Facebook's acquisition of WhatsApp has got many people balking at the deal's staggering $24-billion price tag, which is more than what the social network raised in its own IPO.
The acquisition underscores Facebook's ambitions to be more mobile, and would provide access to more users, including the younger ones - more and more of whom are reportedly losing interest in social networking websites and turning to private messaging apps instead.
Irony of all ironies
Perhaps the biggest irony of this whole Facebook-WhatsApp deal is that WhatsApp co-founder, Brian Acton, was denied a working opportunity with Facebook just five years ago.
Facebook turned me down. It was a great opportunity to connect with some fantastic people. Looking forward to life's next adventure.— Brian Acton (@brianacton) August 3, 2009
And he just sold his startup to Facebook for a cool $24 billion price tag.
Besides being spurned by Facebook, Twitter also rejected his job application, as seen from his dormant Twitter account.
Got denied by Twitter HQ. That's ok. Would have been a long commute.— Brian Acton (@brianacton) May 23, 2009
Interestingly, the former vice president of engineering for Yahoo was not a fan of Twitter to begin with.
Experts weigh in on whether the gains from the acquisition justify its price:
"Facebook is clearly taking out one of its main competitors. They are buying 450 million loyal users and an extraordinary growth story, but at a staggering cost."
- Paul Sweeney, an analyst at Bloomberg Industries
"No matter how you look at it this is an expensive deal and a very big bet and very big bets either work out or they perform quite poorly."
- Rick Summer, an analyst at Morningstar
"This could be seen as a microcosm of a bubble. I expect there to be a lot of scepticism about this deal. People are going to look at this and say, 'Uh, oh, did they pay way too much for this?'"
- Anthony Michael Sabino, a business professor at St. John's University
"I am not surprised they went after WhatsApp, but the amount is staggering."
- Brian Blau, an analyst at Gartner
"Goodness gracious, it's a good deal for WhatsApp."
- Jonathan Teo, an early investor in Snapchat
"Younger users seem to prefer something more ephemeral, something that changes moment by moment. WhatsApp gives Facebook a major player in that space."
- Marcos Sanchez, vice president of App Annie
"WhatsApp is a force to be reckoned with. It has over 450 million monthly active users worldwide and over 320 million daily active users. It claims to be adding one million new registered accounts per day.
With the acquisition Facebook has gained access to WhatsApp's large repository of phone numbers, which was a missing link for Facebook's user information. The access to phone numbers now bridges the offline and online worlds of Facebook users. WhatsApp will also enhance Facebook's mobile strategy and make the service grow faster and be stickier with mobile first users."
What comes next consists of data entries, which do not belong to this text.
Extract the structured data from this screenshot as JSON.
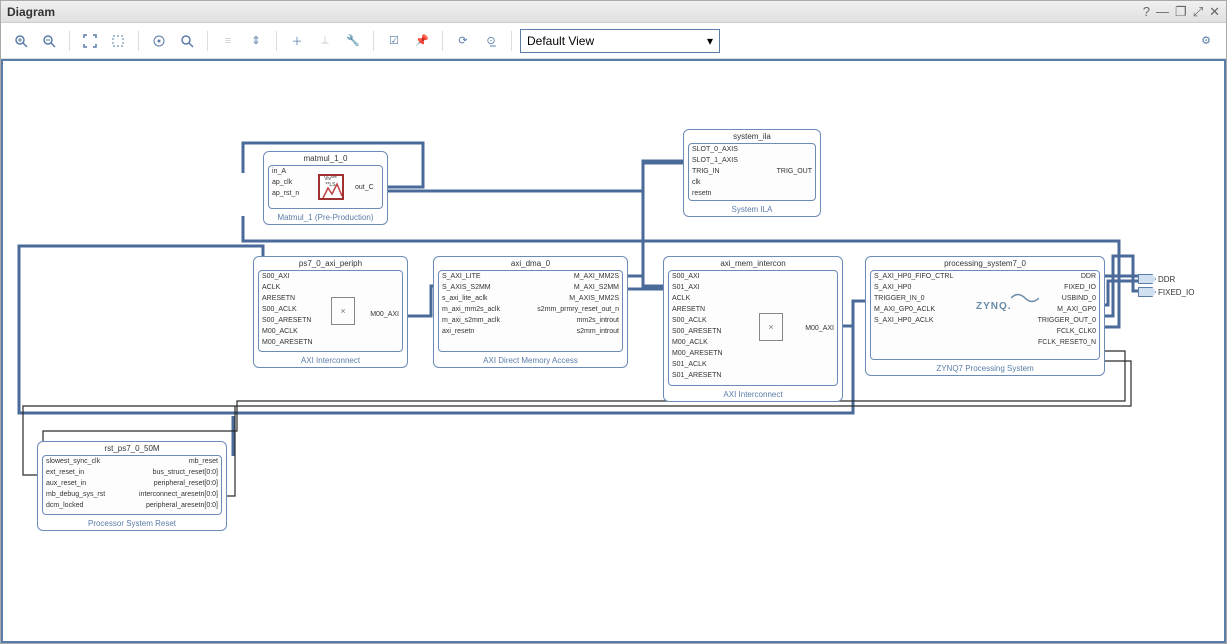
{
  "window": {
    "title": "Diagram"
  },
  "toolbar": {
    "view_select": "Default View"
  },
  "external_ports": {
    "ddr": "DDR",
    "fixed_io": "FIXED_IO"
  },
  "blocks": {
    "matmul": {
      "name": "matmul_1_0",
      "subtitle": "Matmul_1 (Pre-Production)",
      "ports_l": [
        "in_A",
        "ap_clk",
        "ap_rst_n"
      ],
      "ports_r": [
        "out_C"
      ]
    },
    "ila": {
      "name": "system_ila",
      "subtitle": "System ILA",
      "ports_l": [
        "SLOT_0_AXIS",
        "SLOT_1_AXIS",
        "TRIG_IN",
        "clk",
        "resetn"
      ],
      "ports_r": [
        "TRIG_OUT"
      ]
    },
    "periph": {
      "name": "ps7_0_axi_periph",
      "subtitle": "AXI Interconnect",
      "ports_l": [
        "S00_AXI",
        "ACLK",
        "ARESETN",
        "S00_ACLK",
        "S00_ARESETN",
        "M00_ACLK",
        "M00_ARESETN"
      ],
      "ports_r": [
        "M00_AXI"
      ]
    },
    "dma": {
      "name": "axi_dma_0",
      "subtitle": "AXI Direct Memory Access",
      "ports_l": [
        "S_AXI_LITE",
        "S_AXIS_S2MM",
        "s_axi_lite_aclk",
        "m_axi_mm2s_aclk",
        "m_axi_s2mm_aclk",
        "axi_resetn"
      ],
      "ports_r": [
        "M_AXI_MM2S",
        "M_AXI_S2MM",
        "M_AXIS_MM2S",
        "s2mm_prmry_reset_out_n",
        "mm2s_introut",
        "s2mm_introut"
      ]
    },
    "mem_intercon": {
      "name": "axi_mem_intercon",
      "subtitle": "AXI Interconnect",
      "ports_l": [
        "S00_AXI",
        "S01_AXI",
        "ACLK",
        "ARESETN",
        "S00_ACLK",
        "S00_ARESETN",
        "M00_ACLK",
        "M00_ARESETN",
        "S01_ACLK",
        "S01_ARESETN"
      ],
      "ports_r": [
        "M00_AXI"
      ]
    },
    "ps7": {
      "name": "processing_system7_0",
      "subtitle": "ZYNQ7 Processing System",
      "brand": "ZYNQ.",
      "ports_l": [
        "S_AXI_HP0_FIFO_CTRL",
        "S_AXI_HP0",
        "TRIGGER_IN_0",
        "M_AXI_GP0_ACLK",
        "S_AXI_HP0_ACLK"
      ],
      "ports_r": [
        "DDR",
        "FIXED_IO",
        "USBIND_0",
        "M_AXI_GP0",
        "TRIGGER_OUT_0",
        "FCLK_CLK0",
        "FCLK_RESET0_N"
      ]
    },
    "rst": {
      "name": "rst_ps7_0_50M",
      "subtitle": "Processor System Reset",
      "ports_l": [
        "slowest_sync_clk",
        "ext_reset_in",
        "aux_reset_in",
        "mb_debug_sys_rst",
        "dcm_locked"
      ],
      "ports_r": [
        "mb_reset",
        "bus_struct_reset[0:0]",
        "peripheral_reset[0:0]",
        "interconnect_aresetn[0:0]",
        "peripheral_aresetn[0:0]"
      ]
    }
  }
}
- Neha Dharia and Eden Zoller, analysts at Ovum's consumer telecoms